» Task to carry out: Restate word for word the line containing "Serialize everything readable" and all remaining lines of the entries below.

» Data provided:

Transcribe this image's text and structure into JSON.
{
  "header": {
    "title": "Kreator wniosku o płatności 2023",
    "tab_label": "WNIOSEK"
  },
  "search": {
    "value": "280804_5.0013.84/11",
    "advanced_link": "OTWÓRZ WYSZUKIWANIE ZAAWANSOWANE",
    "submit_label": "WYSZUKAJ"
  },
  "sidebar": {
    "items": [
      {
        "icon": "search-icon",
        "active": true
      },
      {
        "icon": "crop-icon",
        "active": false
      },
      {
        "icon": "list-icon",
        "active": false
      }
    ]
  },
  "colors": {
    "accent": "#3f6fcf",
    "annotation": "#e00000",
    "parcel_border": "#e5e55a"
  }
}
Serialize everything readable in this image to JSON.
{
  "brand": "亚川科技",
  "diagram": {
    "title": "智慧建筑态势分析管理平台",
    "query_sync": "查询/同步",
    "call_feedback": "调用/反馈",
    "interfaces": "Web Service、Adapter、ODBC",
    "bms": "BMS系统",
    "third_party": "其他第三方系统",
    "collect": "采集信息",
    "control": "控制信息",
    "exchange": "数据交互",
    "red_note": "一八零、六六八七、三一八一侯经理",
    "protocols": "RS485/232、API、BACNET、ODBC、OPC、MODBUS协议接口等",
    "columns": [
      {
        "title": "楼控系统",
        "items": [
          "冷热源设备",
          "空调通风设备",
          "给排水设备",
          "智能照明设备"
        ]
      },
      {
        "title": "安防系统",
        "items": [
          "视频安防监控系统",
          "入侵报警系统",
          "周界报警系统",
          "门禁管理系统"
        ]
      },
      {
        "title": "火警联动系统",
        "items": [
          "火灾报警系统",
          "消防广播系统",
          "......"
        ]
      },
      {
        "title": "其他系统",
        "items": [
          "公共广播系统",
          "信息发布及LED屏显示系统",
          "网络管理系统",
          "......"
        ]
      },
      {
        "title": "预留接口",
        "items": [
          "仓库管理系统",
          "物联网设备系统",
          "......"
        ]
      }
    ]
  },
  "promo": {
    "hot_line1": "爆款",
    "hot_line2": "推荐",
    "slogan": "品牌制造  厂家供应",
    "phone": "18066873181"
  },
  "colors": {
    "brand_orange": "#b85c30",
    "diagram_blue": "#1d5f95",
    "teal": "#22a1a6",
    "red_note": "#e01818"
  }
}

» Result:
Serialize everything readable in this image to JSON.
{
  "brand": "亚川科技",
  "diagram": {
    "title": "智慧建筑态势分析管理平台",
    "query_sync": "查询/同步",
    "call_feedback": "调用/反馈",
    "interfaces": "Web Service、Adapter、ODBC",
    "bms": "BMS系统",
    "third_party": "其他第三方系统",
    "collect": "采集信息",
    "control": "控制信息",
    "exchange": "数据交互",
    "red_note": "一八零、六六八七、三一八一侯经理",
    "protocols": "RS485/232、API、BACNET、ODBC、OPC、MODBUS协议接口等",
    "columns": [
      {
        "title": "楼控系统",
        "items": [
          "冷热源设备",
          "空调通风设备",
          "给排水设备",
          "智能照明设备"
        ]
      },
      {
        "title": "安防系统",
        "items": [
          "视频安防监控系统",
          "入侵报警系统",
          "周界报警系统",
          "门禁管理系统"
        ]
      },
      {
        "title": "火警联动系统",
        "items": [
          "火灾报警系统",
          "消防广播系统",
          "......"
        ]
      },
      {
        "title": "其他系统",
        "items": [
          "公共广播系统",
          "信息发布及LED屏显示系统",
          "网络管理系统",
          "......"
        ]
      },
      {
        "title": "预留接口",
        "items": [
          "仓库管理系统",
          "物联网设备系统",
          "......"
        ]
      }
    ]
  },
  "promo": {
    "hot_line1": "爆款",
    "hot_line2": "推荐",
    "slogan": "品牌制造  厂家供应",
    "phone": "18066873181"
  },
  "colors": {
    "brand_orange": "#b85c30",
    "diagram_blue": "#1d5f95",
    "teal": "#22a1a6",
    "red_note": "#e01818"
  }
}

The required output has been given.